I attent university in Washington state and have the job of bringing V-Day and The Vagina Monologues to the campus. While you might think that this makes me a vulgar, immoral woman, that's not the case. I wanted to make sure that this year's production was purposeful, tasteful, and educational for the community and campus. It often seems to me that women who are already "empowered" by their womanhood are proud to wear items that say "just say vagina" or "my vagina is huggable". My goal is to bring issues like female sexuality, abuse, and celebration of all that women are capable of to light - it doesn't make sense to me how silence about vaginas is equivalent to female purity. I'm posting because I wondered if you would all be offended by the attempt to stop violence against women and girls whether or not the lude and offensive parts were somewhat removed.

You're so right! What was I thinking?

You're so right! What was I thinking?

After giving it a little thought, I see nothing wrong with this Vagina Day stuff:

The week before V-Day, the Roger Williams campus was plastered with flyers emblazoned with slogans such as “My Vagina is Flirty” and “My Vagina is Huggable.” There was a widely publicized “orgasm workshop.” On the day of the play, the V-warriors sold lollipops in the in the shape of–-guess what? Last year, the student union was flooded with questionnaires asking unsuspecting students questions like “What does your Vagina smell like?”

Or with the reaction most of this received on campuses nation-wide:

None of this offended the administration or elicited any reprimands, probations, or confiscations.

I like how you attack the National Review instead of explaining how the V-Day freakshows they've described aren't unreasonable.

(BTW, those quotes are from the NR article.)


"The ends do justify the means-"

That's an interesting statement, Mr. Marbles. To what extent would you say the ends do justify the means?

I had a mission companion who sold pot in order to serve his mission. I'm not kidding. For him, the ends justified the means.

I don't see much harm with the V-monologues. If this is a way for them to fund their cause, more power to them. This is also a country with free speech, and I applaud their expression.

Mr. Marbles is right. V-day w

Mr. Marbles is right. V-day was created for a purpose. There have been many sexual revolutions over the years, and this is yet another extreme example of one.

The problem with the so called "Penis Day" is that the only purpose was to sarcastically comment on a movement with some real purpose. If I created "Twins Day" (Yeah, those kind of twins) and distributed all kinds of paraphenelia about breasts, it wouldn't mean anything because I was just doing it because I can.

I'm not offended by V-day, but I hardly endorse asking unsuspecting people, "What does your vagina smell like?".

I'm completely for stopping violence against women and girls, by almost any means possible.

Is that the purpose or effect of V-day/the monologues? You said:

My goal is to bring issues like female sexuality, abuse, and celebration of all that women are capable of to light - it doesn't make sense to me how silence about vaginas is equivalent to female purity.
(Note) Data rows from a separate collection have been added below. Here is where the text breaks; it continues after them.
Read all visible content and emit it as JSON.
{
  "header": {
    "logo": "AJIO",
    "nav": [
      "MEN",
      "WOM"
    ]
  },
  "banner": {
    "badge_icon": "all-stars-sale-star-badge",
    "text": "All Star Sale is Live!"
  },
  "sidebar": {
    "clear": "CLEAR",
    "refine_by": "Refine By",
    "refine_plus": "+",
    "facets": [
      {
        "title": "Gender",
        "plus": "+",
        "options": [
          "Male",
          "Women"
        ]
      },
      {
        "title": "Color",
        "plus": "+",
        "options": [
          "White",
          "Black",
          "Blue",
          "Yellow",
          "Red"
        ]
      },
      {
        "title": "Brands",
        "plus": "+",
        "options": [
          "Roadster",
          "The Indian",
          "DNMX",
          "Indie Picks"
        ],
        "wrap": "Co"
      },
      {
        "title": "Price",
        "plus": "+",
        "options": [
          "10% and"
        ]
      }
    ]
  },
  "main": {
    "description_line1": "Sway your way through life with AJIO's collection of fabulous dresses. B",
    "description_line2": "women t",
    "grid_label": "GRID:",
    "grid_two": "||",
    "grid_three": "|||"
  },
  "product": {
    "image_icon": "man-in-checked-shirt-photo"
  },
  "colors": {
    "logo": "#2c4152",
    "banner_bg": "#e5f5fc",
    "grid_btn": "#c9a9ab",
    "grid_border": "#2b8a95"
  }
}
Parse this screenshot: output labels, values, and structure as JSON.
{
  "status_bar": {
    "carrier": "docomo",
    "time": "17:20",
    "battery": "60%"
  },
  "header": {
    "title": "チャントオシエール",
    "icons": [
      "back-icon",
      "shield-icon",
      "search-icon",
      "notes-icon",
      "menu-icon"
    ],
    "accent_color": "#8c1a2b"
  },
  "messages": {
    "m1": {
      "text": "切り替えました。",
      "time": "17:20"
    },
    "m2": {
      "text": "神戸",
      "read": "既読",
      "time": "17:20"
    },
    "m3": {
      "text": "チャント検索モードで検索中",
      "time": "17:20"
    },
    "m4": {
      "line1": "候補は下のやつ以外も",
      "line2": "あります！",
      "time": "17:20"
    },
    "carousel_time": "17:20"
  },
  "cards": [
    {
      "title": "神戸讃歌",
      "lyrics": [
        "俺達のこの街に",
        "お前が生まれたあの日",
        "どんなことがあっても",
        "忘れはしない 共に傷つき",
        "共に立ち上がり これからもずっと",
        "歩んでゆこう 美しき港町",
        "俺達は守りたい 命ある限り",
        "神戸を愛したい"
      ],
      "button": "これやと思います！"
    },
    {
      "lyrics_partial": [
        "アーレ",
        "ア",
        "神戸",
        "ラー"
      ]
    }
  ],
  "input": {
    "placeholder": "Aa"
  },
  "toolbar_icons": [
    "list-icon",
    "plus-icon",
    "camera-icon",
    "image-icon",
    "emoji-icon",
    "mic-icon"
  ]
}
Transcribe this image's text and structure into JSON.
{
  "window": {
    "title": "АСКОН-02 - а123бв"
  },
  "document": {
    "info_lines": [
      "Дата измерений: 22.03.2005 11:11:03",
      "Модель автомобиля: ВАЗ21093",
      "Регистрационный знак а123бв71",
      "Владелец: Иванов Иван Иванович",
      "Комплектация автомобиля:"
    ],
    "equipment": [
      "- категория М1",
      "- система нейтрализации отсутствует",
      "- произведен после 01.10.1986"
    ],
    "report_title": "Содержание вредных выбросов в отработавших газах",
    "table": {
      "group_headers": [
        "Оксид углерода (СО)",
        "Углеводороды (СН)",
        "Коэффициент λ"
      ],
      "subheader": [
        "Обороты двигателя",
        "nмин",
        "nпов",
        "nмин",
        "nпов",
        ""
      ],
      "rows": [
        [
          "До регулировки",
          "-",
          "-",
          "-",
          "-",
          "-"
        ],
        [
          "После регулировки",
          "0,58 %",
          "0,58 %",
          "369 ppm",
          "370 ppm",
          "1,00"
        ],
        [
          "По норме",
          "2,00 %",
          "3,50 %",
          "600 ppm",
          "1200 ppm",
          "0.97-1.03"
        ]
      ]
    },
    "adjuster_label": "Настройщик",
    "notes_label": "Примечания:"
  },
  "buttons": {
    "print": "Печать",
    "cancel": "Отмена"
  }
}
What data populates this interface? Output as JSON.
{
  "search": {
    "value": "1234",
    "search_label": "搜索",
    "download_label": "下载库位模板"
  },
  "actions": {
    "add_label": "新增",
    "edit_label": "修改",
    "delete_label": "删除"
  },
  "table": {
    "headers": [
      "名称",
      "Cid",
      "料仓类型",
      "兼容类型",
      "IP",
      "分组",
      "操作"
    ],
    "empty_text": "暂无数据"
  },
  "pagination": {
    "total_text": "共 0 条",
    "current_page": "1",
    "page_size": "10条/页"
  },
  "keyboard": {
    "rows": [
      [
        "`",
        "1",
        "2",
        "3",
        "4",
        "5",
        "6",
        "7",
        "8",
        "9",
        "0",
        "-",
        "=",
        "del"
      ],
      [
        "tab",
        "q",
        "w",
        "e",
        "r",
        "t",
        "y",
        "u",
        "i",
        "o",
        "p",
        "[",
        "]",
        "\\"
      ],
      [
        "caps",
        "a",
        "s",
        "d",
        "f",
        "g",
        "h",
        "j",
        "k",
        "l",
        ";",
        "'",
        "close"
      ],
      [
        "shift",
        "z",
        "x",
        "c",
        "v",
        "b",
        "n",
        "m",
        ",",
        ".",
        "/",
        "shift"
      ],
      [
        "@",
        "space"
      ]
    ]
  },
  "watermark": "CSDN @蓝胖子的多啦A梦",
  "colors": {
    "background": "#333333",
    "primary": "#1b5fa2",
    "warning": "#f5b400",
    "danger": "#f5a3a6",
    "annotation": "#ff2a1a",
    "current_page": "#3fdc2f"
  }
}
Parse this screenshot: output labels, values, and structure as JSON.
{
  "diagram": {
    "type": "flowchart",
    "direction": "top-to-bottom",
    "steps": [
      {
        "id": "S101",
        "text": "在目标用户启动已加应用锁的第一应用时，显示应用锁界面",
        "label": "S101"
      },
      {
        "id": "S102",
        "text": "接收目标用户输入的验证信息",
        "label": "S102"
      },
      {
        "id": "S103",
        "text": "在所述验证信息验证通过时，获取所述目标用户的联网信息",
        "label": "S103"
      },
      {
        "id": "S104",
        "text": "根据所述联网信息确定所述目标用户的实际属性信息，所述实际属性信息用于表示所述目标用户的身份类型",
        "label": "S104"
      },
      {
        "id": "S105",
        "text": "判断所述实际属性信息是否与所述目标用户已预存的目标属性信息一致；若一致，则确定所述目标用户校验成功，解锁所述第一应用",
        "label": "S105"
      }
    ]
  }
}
Unless I read Mason's original article wrong, I don't think the issue ever was silencing V-day and I don't remember any mention of female purity. I think the idea was that it's a double standard to condone V-day/Vagina Monologues and then punish guys for reverse themed "celebrations," whether they be parodies or not.


I don't think the end justify the means. Gandhi said that whatever is achieved with violence is temporary, but the evil is permanent.

Also, it is true that America is a fee country with free speech. I like and hate that at the same time. I really don't think the Founding Fathers had this kind of stuff in mind when putting freedom of speech in the constitution. There are ways that are less offensive to people to achieve the same objective (could it be that the real objective was to loosen up moral values instead of protecting women?). But oh well, it is a free country, they have freedom of speech but I don't applaud them.


Paraphenelia about Breasts? That would be a great album title.